When the demo of Ghost Recon: Advanced Warfighter for the PC became available last week, one of the first and loudest complaints to come out of our forums was that the game didn't allow for the use of anti-aliasing in any shape or form, leaving users with jaggies galore wherever they cared to look in the game.
As the game utilises High Dynamic Range rendering, it was already clear that there was no chance of NVIDIA boards supporting anti-aliasing in this title, but what of ATI? Thoughts immediately turned to recent developments with Elder Scrolls IV: Oblivion, and ATI's special driver that allowed for High Dynamic Range and anti-aliasing to be used in this title. The question on everybodies lips was - Could ATI pull off the same trick in Ghost Recon: Advanced Warfighter?
Of course, there is only one man at ATI to whom this question can be posed - The mysterious driver developer known only as 'Chuck'. So, over the past few days we set out to communicate with this international man of mystery - 'X's were taped to windows, cryptic messages were left in the classified sections of newspapers, boxes of chocolate were squirreled into Terry Makedon's bedroom late at night while he showered. And finally, we had it - An official response from ATI's 'Chuck' regarding the possibility of anti-aliasing being enabled in Ghost Recon: Advanced Warfighter.
What did he have to say? Here's the quote, directly from the man himself, in full:
The rendering path in G.R.A.W is very different from most games in that it appears to make extensive use of multiple render targets (MRTs). (This is where one draw operation can write different values to different surfaces.)

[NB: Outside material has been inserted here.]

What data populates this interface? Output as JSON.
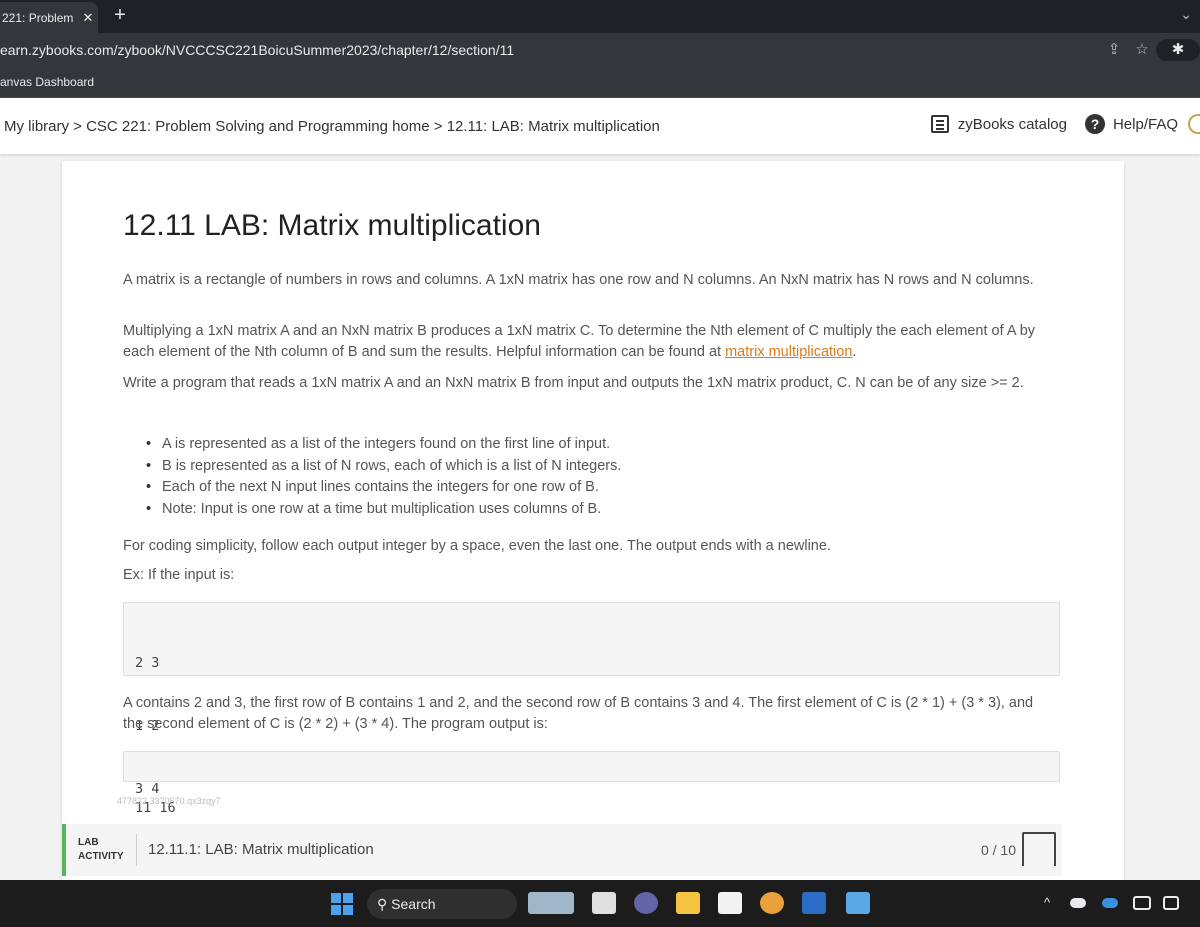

The DX9 spec doesn't allow multi-sample AA when using MRTs and our hardware requires that all of the destination surfaces either have AA or not. This means that in order to get AA in G.R.A.W. we'd need to have lots of AA surfaces and perform a ton of AA resolves. The end result would be slow and require much more texture memory. It's not 100% impossible, and I'm not giving up on the possibility, but there is no playable solution right now.
So, there you have it - There is still a chance of being able to use anti-aliasing in Ghost Recon: Advanced Warfighter on ATI hardware, but seemingly only a very slim one. Our assumption was that the use of deferred shading for the game's lighting technique was the prime suspect, but it seems from ATI's own analysis is that it's the use of multiple render targets that cause the issue here.
I'd like to thank 'Chuck' for his time and thoughts on this issue - But I can't, because he's returned to his secret underground lair in a parallel dimension. So, instead, I'd like to thank Terry Makedon for his time and efforts, and hopefully he can pass our gratitude on to 'Chuck' via Morse Code. Or something.